UK Court Says No Right To Being An Anonymous Blogger
from the wow dept
In this particular case, the anonymous blogger was a working police officer, writing about daily experiences, and often taking strong opinions that could potentially get him in trouble. Now, some of us would think this is exactly why his anonymity should be protected, but the judge seemed to interpret it in the opposite way:
Mr Justice Eady said the blog contained opinions on a number of social and political issues relating to the police and the administration of justice.This is troubling for any number of circumstances, especially in that it will certainly present quite a chill on people speaking out freely and anonymously on supposed problems within their workplaces. That seems a lot more dangerous and troubling than allowing this guy to speak anonymously, where readers were free to weigh the legitimacy of the information knowing the guy wasn't posting under his real name. Of course, it will come as no surprise that, now that the blogger has been identified, he's been disciplined by the police force. So much for encouraging any sort of public discussion.

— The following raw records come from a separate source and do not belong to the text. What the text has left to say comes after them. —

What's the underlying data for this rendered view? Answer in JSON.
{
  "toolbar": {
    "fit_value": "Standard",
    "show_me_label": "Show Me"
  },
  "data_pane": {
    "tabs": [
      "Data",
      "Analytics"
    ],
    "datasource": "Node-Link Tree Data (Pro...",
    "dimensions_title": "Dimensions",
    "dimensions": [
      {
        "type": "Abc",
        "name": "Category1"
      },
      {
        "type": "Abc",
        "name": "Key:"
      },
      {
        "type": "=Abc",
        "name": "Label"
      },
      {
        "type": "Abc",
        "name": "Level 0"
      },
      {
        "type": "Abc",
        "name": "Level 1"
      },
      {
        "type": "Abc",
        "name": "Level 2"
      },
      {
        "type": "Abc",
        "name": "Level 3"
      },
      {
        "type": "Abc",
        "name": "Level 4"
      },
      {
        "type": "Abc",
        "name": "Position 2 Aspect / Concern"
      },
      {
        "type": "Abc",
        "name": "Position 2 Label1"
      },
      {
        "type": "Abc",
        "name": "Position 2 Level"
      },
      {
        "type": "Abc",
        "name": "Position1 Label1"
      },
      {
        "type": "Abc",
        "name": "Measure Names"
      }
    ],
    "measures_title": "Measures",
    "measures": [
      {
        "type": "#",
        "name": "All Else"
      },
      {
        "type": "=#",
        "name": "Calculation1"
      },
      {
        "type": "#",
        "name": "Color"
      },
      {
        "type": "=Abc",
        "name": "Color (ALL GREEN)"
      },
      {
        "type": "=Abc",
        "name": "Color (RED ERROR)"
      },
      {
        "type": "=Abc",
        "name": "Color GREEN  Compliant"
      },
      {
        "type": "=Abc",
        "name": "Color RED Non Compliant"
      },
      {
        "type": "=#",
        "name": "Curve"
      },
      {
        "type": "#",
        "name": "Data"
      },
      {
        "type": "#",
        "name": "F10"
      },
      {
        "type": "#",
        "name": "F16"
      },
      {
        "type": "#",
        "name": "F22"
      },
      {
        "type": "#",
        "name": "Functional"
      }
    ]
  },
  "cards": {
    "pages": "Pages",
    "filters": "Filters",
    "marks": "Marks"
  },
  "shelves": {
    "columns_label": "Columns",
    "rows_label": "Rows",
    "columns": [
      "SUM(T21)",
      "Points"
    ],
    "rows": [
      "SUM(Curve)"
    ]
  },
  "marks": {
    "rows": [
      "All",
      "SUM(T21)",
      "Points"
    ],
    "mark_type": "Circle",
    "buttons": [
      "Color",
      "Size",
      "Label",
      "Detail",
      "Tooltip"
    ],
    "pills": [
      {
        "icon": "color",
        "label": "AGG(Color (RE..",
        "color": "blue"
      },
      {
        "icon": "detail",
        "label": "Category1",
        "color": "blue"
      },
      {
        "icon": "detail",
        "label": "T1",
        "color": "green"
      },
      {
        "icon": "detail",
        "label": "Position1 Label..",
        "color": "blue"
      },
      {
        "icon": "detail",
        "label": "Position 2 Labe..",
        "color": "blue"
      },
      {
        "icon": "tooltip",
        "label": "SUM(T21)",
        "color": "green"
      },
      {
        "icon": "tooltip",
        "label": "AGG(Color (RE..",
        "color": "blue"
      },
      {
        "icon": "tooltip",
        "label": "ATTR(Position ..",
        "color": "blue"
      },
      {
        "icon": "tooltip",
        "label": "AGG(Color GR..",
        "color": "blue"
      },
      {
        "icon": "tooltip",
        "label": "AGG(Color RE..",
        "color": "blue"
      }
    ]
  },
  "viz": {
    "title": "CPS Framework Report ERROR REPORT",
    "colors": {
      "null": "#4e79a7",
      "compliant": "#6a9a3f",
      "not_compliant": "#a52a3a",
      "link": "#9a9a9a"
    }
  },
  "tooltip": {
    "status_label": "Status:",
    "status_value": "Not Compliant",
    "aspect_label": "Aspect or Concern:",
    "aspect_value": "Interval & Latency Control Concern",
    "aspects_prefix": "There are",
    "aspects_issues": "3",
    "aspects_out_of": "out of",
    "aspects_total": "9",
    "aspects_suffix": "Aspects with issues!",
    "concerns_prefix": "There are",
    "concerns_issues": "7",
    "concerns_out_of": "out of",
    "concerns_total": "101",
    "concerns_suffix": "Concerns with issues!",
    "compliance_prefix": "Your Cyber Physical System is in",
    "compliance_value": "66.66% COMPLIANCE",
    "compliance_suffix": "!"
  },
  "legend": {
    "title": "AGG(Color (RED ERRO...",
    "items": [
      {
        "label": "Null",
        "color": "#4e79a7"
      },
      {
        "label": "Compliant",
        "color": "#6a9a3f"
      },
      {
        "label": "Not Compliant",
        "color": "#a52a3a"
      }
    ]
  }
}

He added Night Jack had expressed strong opinions on matters of political controversy and had also criticised a number of ministers.
The judge said the blogger risked disciplinary action if his employers found out one of its officers was communicating to the public in such a way....
Rejecting the argument that all the blogger's readers needed to know was that he was a serving police officer, the judge said that it was often useful, in assessing the value of an opinion or argument, to know its source.
"For so long as there is anonymity, it would obviously be difficult to make any such assessment.
"More generally, when making a judgment as to the value of comments made about police affairs by 'insiders', it may sometimes help to know how experienced or senior the commentator is."
Update: Lots of good points in the comments that weren't entirely clear in the original article. The specific details in this case were somewhat different, which changes the story significantly. The blogger in question had actually been identified by a reporter, and had asked for an injunction against that reporter revealing who they were. Under those circumstances, we actually have to agree that there's no right to demand anonymity if you've been outed through other means. There should be a right against the gov't forcing you out, but having individuals figure out who you are is an entirely different matter.